Class I and class II histone deacetylases are potential therapeutic targets for treating pancreatic cancer

PLoS One. 2012;7(12):e52095. doi: 10.1371/journal.pone.0052095. Epub 2012 Dec 14.


Background: Pancreatic cancer is a highly malignant disease with an extremely poor prognosis. Histone deacetylase inhibitors (HDACIs) have shown promising antitumor activities against preclinical models of pancreatic cancer, either alone or in combination with chemotherapeutic agents. In this study, we sought to identify clinically relevant histone deacetylases (HDACs) to guide the selection of HDAC inhibitors (HDACIs) tailored to the treatment of pancreatic cancer.

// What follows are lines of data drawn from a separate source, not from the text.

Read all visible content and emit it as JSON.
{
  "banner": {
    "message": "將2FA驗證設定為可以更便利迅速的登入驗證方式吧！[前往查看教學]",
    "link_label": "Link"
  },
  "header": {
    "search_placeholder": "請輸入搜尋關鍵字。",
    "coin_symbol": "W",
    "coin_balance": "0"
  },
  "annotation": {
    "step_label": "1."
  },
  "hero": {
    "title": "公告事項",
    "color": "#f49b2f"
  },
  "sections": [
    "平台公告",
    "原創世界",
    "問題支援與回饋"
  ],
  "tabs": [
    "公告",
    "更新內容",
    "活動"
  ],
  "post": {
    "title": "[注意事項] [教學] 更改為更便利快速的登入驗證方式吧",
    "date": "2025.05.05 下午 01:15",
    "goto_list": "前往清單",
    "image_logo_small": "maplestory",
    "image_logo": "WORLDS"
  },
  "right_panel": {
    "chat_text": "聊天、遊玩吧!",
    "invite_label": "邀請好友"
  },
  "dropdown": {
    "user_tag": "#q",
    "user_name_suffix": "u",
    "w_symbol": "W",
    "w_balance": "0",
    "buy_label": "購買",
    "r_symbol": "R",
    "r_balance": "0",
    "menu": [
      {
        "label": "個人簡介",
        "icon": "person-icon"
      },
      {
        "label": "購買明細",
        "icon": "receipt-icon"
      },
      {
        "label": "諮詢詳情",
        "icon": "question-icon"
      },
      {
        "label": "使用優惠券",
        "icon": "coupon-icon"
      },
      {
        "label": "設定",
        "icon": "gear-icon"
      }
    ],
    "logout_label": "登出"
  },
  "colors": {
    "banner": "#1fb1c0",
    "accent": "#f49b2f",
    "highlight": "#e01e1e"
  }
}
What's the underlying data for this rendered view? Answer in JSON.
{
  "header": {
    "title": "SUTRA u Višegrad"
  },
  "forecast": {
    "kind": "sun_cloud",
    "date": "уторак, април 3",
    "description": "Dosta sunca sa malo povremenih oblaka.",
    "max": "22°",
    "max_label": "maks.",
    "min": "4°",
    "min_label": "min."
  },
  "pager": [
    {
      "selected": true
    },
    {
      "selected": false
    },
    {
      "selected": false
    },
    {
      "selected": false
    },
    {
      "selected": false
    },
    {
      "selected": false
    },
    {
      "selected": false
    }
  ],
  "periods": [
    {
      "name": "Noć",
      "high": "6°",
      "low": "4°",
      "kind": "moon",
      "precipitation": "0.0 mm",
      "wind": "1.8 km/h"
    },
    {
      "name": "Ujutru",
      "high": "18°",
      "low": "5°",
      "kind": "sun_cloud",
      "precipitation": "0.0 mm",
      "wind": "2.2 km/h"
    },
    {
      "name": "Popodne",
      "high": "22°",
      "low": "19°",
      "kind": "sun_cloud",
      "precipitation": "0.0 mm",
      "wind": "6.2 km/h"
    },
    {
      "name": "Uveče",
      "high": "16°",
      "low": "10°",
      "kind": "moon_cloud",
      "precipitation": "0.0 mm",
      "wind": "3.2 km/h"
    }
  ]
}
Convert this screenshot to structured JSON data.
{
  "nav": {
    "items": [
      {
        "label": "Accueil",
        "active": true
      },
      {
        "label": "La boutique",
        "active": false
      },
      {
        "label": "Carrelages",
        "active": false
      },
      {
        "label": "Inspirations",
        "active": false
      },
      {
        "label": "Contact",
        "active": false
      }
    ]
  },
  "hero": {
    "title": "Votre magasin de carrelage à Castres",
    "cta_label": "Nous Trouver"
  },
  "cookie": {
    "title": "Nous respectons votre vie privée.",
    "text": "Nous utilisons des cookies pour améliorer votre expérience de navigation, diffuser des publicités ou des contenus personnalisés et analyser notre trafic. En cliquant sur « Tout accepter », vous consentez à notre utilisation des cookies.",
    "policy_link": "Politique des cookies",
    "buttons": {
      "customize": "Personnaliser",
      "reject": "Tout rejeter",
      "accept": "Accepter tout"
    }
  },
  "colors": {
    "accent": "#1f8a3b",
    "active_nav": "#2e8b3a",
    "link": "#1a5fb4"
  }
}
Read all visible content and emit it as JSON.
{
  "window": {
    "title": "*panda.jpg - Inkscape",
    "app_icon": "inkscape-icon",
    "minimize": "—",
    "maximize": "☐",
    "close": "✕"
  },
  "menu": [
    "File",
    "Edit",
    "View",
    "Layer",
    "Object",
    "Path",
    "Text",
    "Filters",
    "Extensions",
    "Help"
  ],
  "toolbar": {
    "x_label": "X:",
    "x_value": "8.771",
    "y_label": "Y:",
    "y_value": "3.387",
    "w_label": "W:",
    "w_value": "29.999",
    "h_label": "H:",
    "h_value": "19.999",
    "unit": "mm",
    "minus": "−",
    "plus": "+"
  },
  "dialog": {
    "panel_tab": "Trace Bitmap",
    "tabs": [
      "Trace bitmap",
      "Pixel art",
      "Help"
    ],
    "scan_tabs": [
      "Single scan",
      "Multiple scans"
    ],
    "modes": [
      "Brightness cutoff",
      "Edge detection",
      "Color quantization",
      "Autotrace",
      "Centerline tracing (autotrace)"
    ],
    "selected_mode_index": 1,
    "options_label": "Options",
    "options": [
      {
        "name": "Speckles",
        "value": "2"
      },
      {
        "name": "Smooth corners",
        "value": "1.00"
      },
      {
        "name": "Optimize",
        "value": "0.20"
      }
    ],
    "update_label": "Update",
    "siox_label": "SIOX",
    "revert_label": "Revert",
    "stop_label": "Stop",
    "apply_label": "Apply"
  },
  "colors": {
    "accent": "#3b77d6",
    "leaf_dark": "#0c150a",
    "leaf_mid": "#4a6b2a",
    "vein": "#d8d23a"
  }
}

Methodology: HDAC expression in seven pancreatic cancer cell lines and normal human pancreatic ductal epithelial cells was determined by Western blotting. Antitumor interactions between class I- and class II-selective HDACIs were determined by MTT assays and standard isobologram/CompuSyn software analyses. The effects of HDACIs on cell death, apoptosis and cell cycle progression, and histone H4, alpha-tubulin, p21, and γH2AX levels were determined by colony formation assays, flow cytometry analysis, and Western blotting, respectively.

Results: The majority of classes I and II HDACs were detected in the pancreatic cancer cell lines, albeit at variable levels. Treatments with MGCD0103 (a class I-selective HDACI) resulted in dose-dependent growth arrest, cell death/apoptosis, and cell cycle arrest in G2/M phase, accompanied by induction of p21 and DNA double-strand breaks (DSBs). In contrast, MC1568 (a class IIa-selective HDACI) or Tubastatin A (a HDAC6-selective inhibitor) showed minimal effects. When combined simultaneously, MC1568 significantly enhanced MGCD0103-induced growth arrest, cell death/apoptosis, and G2/M cell cycle arrest, while Tubastatin A only synergistically enhanced MGCD0103-induced growth arrest. Although MC1568 or Tubastatin A alone had no obvious effects on DNA DSBs and p21 expression, their combination with MGCD0103 resulted in cooperative induction of p21 in the cells.

Conclusion: Our results suggest that classes I and II HDACs are potential therapeutic targets for treating pancreatic cancer. Accordingly, treating pancreatic cancer with pan-HDACIs may be more beneficial than class- or isoform-selective inhibitors.

Publication types

  • Research Support, Non-U.S. Gov't

MeSH terms

  • Antineoplastic Agents / pharmacology*
  • Apoptosis / drug effects
  • Cell Cycle Checkpoints / drug effects
  • Cell Death / drug effects
  • Cell Division / drug effects
  • Cell Line, Tumor
  • Cyclin-Dependent Kinase Inhibitor p21 / metabolism
  • DNA Breaks, Double-Stranded
  • Epithelial Cells / drug effects
  • Epithelial Cells / metabolism
  • G2 Phase / drug effects
  • Histone Deacetylase Inhibitors / pharmacology*
  • Histone Deacetylases / metabolism*
  • Histones / metabolism
  • Humans
  • Molecular Targeted Therapy
  • Pancreatic Neoplasms / drug therapy*
  • Pancreatic Neoplasms / enzymology*
  • Pancreatic Neoplasms / metabolism
  • Tubulin / metabolism


  • Antineoplastic Agents
  • Cyclin-Dependent Kinase Inhibitor p21
  • H2AX protein, human
  • Histone Deacetylase Inhibitors
  • Histones
  • Tubulin
  • Histone Deacetylases

Grant support

This study was supported by grants from Jilin University, Changchun, China, the National Natural Science Foundation of China (No. 31071105), and in part by a Start-up Fund from the Barbara Ann Karmanos Cancer Institute, Wayne State University School of Medicine, Detroit, MI. The funders had no role in study design, data collection and analysis, decision to publish, or preparation of the manuscript.